::: INFORMATION SUPPLIED

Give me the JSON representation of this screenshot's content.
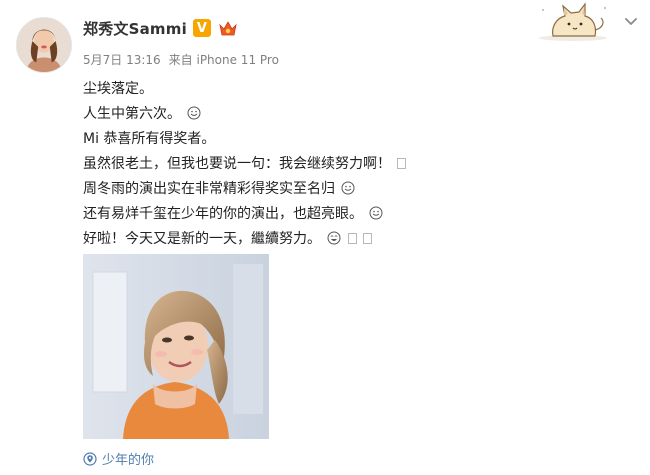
{
  "post": {
    "username": "郑秀文Sammi",
    "verified_mark": "V",
    "date": "5月7日 13:16",
    "source": "来自 iPhone 11 Pro",
    "lines": [
      "尘埃落定。",
      "人生中第六次。",
      "Mi 恭喜所有得奖者。",
      "虽然很老土，但我也要说一句：我会继续努力啊！",
      "周冬雨的演出实在非常精彩得奖实至名归",
      "还有易烊千玺在少年的你的演出，也超亮眼。",
      "好啦！今天又是新的一天，繼續努力。"
    ],
    "location_tag": "少年的你"
  },
  "colors": {
    "username": "#333333",
    "meta_text": "#808080",
    "body_text": "#222222",
    "link": "#507daf",
    "verified_badge": "#f7a600"
  },
  "icons": {
    "verified": "verified-v-badge-icon",
    "crown": "crown-member-icon",
    "corner": "shiba-dog-sticker-icon",
    "menu": "chevron-down-icon",
    "location": "location-pin-icon",
    "smile": "smile-emoji-icon"
  }
}
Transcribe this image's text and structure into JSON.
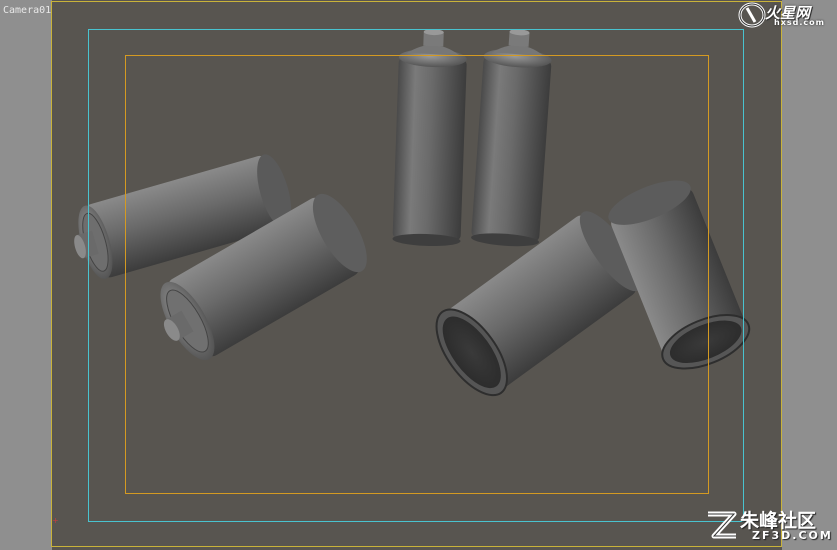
{
  "viewport": {
    "camera_label": "Camera01"
  },
  "watermarks": {
    "top_brand": "火星网",
    "top_site": "hxsd.com",
    "bottom_brand": "朱峰社区",
    "bottom_site": "ZF3D.COM"
  },
  "colors": {
    "background": "#585550",
    "side_panels": "#8f8f8f",
    "frame_outer": "#c9b33a",
    "safe_action": "#49c3cf",
    "safe_title": "#d49a22"
  }
}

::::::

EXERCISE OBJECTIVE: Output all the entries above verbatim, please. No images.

SOLUTION TO THE PROBLEM:
Give me the JSON representation of this screenshot's content.
{
  "post": {
    "username": "郑秀文Sammi",
    "verified_mark": "V",
    "date": "5月7日 13:16",
    "source": "来自 iPhone 11 Pro",
    "lines": [
      "尘埃落定。",
      "人生中第六次。",
      "Mi 恭喜所有得奖者。",
      "虽然很老土，但我也要说一句：我会继续努力啊！",
      "周冬雨的演出实在非常精彩得奖实至名归",
      "还有易烊千玺在少年的你的演出，也超亮眼。",
      "好啦！今天又是新的一天，繼續努力。"
    ],
    "location_tag": "少年的你"
  },
  "colors": {
    "username": "#333333",
    "meta_text": "#808080",
    "body_text": "#222222",
    "link": "#507daf",
    "verified_badge": "#f7a600"
  },
  "icons": {
    "verified": "verified-v-badge-icon",
    "crown": "crown-member-icon",
    "corner": "shiba-dog-sticker-icon",
    "menu": "chevron-down-icon",
    "location": "location-pin-icon",
    "smile": "smile-emoji-icon"
  }
}
Transcribe this image's text and structure into JSON.
{
  "viewport": {
    "camera_label": "Camera01"
  },
  "watermarks": {
    "top_brand": "火星网",
    "top_site": "hxsd.com",
    "bottom_brand": "朱峰社区",
    "bottom_site": "ZF3D.COM"
  },
  "colors": {
    "background": "#585550",
    "side_panels": "#8f8f8f",
    "frame_outer": "#c9b33a",
    "safe_action": "#49c3cf",
    "safe_title": "#d49a22"
  }
}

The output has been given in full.